**YOUR TASK**
Wherever "checkin" appears in the records below, copy the line that holds it.

**RECORDS SHOWN**
::::::::::

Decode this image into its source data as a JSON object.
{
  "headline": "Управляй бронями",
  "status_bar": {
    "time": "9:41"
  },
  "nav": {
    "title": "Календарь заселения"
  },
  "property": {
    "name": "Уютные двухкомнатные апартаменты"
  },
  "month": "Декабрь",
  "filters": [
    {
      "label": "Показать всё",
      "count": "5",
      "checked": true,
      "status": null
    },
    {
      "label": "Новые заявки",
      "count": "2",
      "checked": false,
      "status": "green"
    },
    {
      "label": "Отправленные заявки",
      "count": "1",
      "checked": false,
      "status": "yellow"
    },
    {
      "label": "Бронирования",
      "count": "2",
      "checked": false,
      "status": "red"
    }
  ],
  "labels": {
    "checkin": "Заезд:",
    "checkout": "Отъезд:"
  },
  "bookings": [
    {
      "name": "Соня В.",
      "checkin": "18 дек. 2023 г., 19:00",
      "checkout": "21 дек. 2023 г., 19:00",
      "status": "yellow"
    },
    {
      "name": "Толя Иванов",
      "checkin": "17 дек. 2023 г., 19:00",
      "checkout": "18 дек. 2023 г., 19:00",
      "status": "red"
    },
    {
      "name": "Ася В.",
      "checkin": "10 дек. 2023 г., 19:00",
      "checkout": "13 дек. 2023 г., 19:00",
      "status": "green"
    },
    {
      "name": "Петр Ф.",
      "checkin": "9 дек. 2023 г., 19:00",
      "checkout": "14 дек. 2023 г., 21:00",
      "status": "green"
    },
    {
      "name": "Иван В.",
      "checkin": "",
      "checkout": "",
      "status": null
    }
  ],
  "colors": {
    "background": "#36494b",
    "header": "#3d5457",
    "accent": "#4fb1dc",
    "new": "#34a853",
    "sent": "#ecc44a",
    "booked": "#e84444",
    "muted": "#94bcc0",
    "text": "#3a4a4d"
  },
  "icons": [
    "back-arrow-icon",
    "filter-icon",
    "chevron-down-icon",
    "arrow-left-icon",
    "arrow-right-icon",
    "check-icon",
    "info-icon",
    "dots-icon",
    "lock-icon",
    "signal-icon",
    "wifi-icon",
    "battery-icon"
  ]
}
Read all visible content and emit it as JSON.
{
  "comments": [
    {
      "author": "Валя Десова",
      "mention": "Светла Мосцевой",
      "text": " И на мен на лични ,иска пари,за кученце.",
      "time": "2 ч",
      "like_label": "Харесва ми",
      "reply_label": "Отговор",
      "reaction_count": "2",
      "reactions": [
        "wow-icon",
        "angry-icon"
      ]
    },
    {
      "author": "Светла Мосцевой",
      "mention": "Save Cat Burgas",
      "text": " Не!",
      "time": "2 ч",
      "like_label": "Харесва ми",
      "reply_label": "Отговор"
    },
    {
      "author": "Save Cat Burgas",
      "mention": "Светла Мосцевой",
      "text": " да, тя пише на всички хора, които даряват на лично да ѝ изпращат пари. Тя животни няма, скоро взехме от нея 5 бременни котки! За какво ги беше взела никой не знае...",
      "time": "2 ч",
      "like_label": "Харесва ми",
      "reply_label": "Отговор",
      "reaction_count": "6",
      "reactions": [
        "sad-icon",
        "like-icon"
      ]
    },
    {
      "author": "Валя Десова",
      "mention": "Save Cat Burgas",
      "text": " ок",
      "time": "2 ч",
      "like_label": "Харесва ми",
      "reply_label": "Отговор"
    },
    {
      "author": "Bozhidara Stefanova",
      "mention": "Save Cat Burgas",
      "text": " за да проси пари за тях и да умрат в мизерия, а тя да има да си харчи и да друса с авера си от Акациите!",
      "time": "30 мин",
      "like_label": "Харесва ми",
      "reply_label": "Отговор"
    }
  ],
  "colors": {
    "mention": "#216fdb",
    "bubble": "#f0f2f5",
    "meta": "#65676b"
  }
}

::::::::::

**YOUR SOLUTION**
    "checkin": "Заезд:",
      "checkin": "18 дек. 2023 г., 19:00",
      "checkin": "17 дек. 2023 г., 19:00",
      "checkin": "10 дек. 2023 г., 19:00",
      "checkin": "9 дек. 2023 г., 19:00",
      "checkin": "",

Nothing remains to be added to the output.